"Engineering Announcements" (UK IBA History)

  • Well, this thread is probably going to end up as technically useful as the Sat Humour thread, and maybe no-one out side of the UK will recognise the image or the joke, but,I have heard it suggested to use Wednesdays UTC as an 'Experimenters Day'.


    Well in any case, any G's, M's, or 2E's recognise the attachment ? :) Or at least something similar ? Do you remember the Engineering Announcements aka Ghost Programmes ? I was thinking of adding PID information for what I'm playing with on any particular Wednesday. Anyone up for generating something similar (Along with Testcards..) ?

  • g7iii

    Changed the title of the thread from “"Engineering Announcements"” to “"Engineering Announcements" (UK IBA History)”.
  • I don't remember Engineering Announcements but I do remember Engineering Tests!

    In the old days when I happened to watch TV in the middle of the night I sometimes saw strange experiments on BBC, e.g. experiments with encryption and programmes intended for automatic recording and later playback.

    As this was in de days of Analog TV, the encryption usually involved the wellknown inverted-sideband audio.

  • pe1chl : Oh wow! "Inverted Sideband" I'm guessing that was the ROT13 of it's day (IE absolutely useless) ? During these times in the UK, the independents (ie *NOT* the BBC [aka 2LO once upon a time when they where 'amateur'!] were just starting, and very regulated


    I'm sure google has some of the test cards that you probably received! I say resurrect something similar!


    73s


    Iain

  • Well, of course you did require some equipment to make the audio understandable, without that you could only hear the cadence of the speaking and not understand much of it.

    I'm talking about the 1980's here, that was when we got cable TV and BBC1 and BBC2 were added to it. It was received in Belgium and relayed via microwave links to the Netherlands. There was also a receive station in the Hague I think.

    BBC clearly were experimenting with targeted material for subscribers with a box, e.g. for company internal news and instruction videos.


    In those days we had a movies channel on cable that required a separate subscription, FilmNet. It was encrypted as well, it used a method where the frames were alternately normal and inverted in polarity and the area around the sync pulse was level-shifted back into the normal video levels. A sync signal was transmitted as AM modulation on the audio subcarrier instead.

    The audio itself was not changed, but usually a TV would mute the audio anyway when it could not achieve sync.

    There was a control signal on one of the invisible lines that told the decoder if the upcoming frame is normal or inverted.

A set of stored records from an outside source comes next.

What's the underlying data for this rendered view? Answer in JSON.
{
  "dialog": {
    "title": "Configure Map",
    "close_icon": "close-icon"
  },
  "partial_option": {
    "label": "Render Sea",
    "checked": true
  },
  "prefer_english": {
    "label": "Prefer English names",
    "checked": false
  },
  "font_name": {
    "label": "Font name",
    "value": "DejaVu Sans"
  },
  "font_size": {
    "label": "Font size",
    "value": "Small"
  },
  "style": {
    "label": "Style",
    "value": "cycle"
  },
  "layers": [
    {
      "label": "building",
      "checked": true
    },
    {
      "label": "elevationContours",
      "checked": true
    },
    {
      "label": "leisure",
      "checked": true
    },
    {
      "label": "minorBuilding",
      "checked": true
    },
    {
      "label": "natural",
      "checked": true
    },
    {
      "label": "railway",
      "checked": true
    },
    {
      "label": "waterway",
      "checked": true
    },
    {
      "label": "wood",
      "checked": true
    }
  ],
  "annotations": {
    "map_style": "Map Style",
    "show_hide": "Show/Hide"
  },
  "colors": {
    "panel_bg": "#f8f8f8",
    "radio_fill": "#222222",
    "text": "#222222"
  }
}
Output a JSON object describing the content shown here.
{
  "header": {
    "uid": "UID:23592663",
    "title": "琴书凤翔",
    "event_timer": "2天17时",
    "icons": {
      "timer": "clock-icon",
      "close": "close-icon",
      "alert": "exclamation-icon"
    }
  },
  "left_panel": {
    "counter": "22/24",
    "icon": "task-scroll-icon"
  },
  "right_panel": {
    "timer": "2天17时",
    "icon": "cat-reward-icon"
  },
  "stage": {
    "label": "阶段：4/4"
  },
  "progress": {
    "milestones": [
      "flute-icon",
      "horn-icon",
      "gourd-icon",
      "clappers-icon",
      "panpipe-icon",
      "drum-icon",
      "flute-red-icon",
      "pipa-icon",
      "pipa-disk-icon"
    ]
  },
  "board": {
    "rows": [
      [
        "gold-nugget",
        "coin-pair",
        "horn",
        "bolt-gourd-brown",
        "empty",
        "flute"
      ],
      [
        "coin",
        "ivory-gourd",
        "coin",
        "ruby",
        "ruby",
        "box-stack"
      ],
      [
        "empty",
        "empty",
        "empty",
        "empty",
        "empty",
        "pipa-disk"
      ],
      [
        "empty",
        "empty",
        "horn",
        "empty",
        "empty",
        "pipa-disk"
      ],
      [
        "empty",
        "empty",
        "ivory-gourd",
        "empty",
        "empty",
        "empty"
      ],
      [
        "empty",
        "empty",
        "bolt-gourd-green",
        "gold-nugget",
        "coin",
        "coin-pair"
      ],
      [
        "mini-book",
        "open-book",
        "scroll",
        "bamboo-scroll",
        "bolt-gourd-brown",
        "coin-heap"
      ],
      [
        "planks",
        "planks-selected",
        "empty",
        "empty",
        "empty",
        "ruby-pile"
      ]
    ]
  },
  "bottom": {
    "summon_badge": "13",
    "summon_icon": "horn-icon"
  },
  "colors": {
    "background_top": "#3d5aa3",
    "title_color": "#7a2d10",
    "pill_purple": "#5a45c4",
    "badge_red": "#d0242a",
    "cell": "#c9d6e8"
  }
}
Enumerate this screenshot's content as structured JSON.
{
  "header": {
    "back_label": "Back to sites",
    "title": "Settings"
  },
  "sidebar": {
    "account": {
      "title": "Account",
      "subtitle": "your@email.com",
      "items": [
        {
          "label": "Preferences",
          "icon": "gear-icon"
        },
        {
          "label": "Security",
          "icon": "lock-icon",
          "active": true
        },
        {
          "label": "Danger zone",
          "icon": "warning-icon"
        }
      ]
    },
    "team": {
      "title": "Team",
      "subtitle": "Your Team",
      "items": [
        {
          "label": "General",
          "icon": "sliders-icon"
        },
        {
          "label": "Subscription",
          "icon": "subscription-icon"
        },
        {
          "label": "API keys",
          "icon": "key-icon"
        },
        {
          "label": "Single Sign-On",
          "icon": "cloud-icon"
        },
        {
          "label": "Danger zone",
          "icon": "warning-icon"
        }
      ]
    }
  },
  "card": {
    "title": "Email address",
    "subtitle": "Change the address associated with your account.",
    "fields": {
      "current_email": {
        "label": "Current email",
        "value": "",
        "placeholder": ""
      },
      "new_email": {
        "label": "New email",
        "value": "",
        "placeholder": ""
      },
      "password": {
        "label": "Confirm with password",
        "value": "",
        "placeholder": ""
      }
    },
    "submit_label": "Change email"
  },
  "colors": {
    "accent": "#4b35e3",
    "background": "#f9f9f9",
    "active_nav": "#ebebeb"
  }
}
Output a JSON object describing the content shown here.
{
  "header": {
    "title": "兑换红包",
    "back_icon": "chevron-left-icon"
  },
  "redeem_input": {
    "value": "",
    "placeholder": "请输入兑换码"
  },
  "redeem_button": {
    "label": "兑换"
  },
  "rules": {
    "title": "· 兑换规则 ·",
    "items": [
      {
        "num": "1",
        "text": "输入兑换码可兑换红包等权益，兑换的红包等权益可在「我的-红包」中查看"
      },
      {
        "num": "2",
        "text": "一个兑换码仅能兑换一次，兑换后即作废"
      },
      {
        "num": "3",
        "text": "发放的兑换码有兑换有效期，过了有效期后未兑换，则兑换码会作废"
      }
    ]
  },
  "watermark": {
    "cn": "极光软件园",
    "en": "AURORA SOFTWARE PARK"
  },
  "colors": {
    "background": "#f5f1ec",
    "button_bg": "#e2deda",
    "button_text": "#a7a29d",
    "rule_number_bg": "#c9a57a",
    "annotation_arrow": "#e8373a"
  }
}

    And then there was a separate data channel at a completely different frequency (75 MHz) to enable/disable the boxes addressed by serial number.

    All in all it was quite complicated, and of course the channel had to provide those boxes to the subscribers for free and recoup them from the monthly fees.


    And then there were those electronics hobbyists that just cobbled together a decoder from surplus TV modules (tuner, IF, rf-modulator) and some CMOS electronics. Oh well...